Get the Students Talking
What makes a good speaking skills lesson?
I’m Allan John and I teach most of the Conversation Clubs (CC) at British Council Poland. I’ve been asked to share my top tips on how to make a speaking class a hit with the students and a hit at improving their communicative skills.
Speaking skill classes versus ‘regular’ classes
I would say one major difference between my ‘regular lessons’ and one of my ‘CC lessons’ is structure. British Council classes require tightly structured lessons with clear aims at each stage covering each English skill. However, my CC lessons have a topic together with a comparatively more flexible lesson plan. If students are talking about something with great enthusiasm, why stop them abruptly? Isn’t it better to let those conversations reach a natural ending? After all, surely that’s what happens in real life. How can you tell when those conversations are really over and that students have gone off topic and are simply chatting about random things? By close monitoring of course and this is the next point.
Key to success is ……….
Monitoring. When I monitor pairs or groups, I try to join them for a short while to make a small contribution to their conversations. This also allows me to give instant corrections naturally by rephrasing some of the things they say as if I’m just checking my understanding. I find that this approach quickly builds students confidence in trying to communicate in English.
Lesson structure – how would you do it?
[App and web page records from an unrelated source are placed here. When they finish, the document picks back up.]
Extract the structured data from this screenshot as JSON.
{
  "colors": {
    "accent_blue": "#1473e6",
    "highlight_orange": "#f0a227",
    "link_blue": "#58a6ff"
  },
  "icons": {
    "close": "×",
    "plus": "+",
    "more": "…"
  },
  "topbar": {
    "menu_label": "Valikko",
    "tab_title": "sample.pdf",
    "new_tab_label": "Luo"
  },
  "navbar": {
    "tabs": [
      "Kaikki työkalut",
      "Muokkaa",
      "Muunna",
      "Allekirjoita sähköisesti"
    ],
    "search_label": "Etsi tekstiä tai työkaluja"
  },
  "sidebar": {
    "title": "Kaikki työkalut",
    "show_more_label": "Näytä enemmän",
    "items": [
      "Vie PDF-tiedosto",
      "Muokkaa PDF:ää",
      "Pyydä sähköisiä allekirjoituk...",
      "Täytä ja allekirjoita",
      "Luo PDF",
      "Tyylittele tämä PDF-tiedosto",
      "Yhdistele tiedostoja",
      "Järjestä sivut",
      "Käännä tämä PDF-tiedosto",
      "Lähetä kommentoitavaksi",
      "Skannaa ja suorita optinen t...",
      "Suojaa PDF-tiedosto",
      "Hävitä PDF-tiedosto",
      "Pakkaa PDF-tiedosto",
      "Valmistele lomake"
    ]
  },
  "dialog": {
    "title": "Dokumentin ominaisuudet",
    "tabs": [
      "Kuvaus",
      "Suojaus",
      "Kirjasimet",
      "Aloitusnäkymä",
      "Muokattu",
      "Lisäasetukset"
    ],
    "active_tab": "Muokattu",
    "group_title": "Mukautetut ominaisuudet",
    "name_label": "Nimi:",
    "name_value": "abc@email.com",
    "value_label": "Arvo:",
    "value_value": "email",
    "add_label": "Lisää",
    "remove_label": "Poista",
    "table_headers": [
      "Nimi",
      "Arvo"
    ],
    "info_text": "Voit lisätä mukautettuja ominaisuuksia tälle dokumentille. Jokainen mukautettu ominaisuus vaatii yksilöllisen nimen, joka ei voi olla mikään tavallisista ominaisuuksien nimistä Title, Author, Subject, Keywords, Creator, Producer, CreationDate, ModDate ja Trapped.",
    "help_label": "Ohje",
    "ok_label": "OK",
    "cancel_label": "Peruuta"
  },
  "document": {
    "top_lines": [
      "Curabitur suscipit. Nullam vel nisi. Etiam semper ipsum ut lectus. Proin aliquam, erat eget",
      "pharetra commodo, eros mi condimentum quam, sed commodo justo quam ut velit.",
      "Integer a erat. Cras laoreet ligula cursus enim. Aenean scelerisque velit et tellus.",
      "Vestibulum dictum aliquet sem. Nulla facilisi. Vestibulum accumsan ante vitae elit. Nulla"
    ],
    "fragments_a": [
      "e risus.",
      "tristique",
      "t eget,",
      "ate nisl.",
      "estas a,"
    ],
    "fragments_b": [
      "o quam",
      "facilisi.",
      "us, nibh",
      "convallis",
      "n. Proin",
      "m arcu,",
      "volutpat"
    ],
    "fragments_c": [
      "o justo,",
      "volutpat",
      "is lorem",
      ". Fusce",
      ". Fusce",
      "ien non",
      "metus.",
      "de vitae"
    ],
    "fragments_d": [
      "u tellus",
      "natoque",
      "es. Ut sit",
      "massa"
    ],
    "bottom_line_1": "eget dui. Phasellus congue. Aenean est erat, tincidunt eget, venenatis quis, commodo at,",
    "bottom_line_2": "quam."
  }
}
Now, let’s talk about the structure of one of my typical CC classes. Very often, I start by getting pairs or groups to brainstorm as many words connected with the topic as they can within a time limit. Then during feedback, I put their ideas on the board. Next, I ask them to chat about as many of those ideas as possible. This can go on for a very long time. A whole class discussion often follows. After that, I may ask students to work with one or more of the following which are relevant to the topic: an article either authentic or adapted for class (like something from ‘breakingnewsenglish.com or headsupenglish.com), a TED talk or some other YouTube video. The authentic materials will be accompanied by some basic comprehension questions and maybe a few key vocabulary exercises that I created to pre-teach to students.
Here’s a lesson you can try with your students
Here is a brief example of one CC lesson that went well. You can download this activity here.
“Games” – an example of a conversation club lesson
1. First, I asked the students in pairs to brainstorm as many words as possible to do with games in two minutes.
2. Then, I put their ideas on the board. They included things like ‘monopoly’ ‘chess’ ‘football’ ‘tennis’ ‘etc.
3. Next, I changed the pairs and asked them to share their experiences as well as their opinions regarding those ideas on the board. I monitored by moving between pairs, giving them corrections and briefly chatting with each of them.
4. Then I changed pairs again and asked them to give their opinions about computer games. Once again I monitored the pairs.
This was followed by a class discussion about computer games. As I expected, many students were by and large, negative about it saying it was a waste of time. So imagine their surprise when they saw a TED talk given by a brain scientist about the benefits of computer games!
Of course beforehand, I pre-taught some key vocabulary in the presentation and asked the students to note down any benefits of computer games that might be mentioned in the talk. I changed pairs again and asked them to check their answers with each other and give their opinions about the speech. As before, I monitored and joined in conversations.
5. Finally, we had a full class discussion about it and some of the students grudgingly admitted maybe computer games and board games weren’t so bad after all. And guess what…… they did it with a high level of communicative fluency!
Let me know your favourite ways to enhance speaking skills and support learners development in what they see as one of the most important areas of English learning.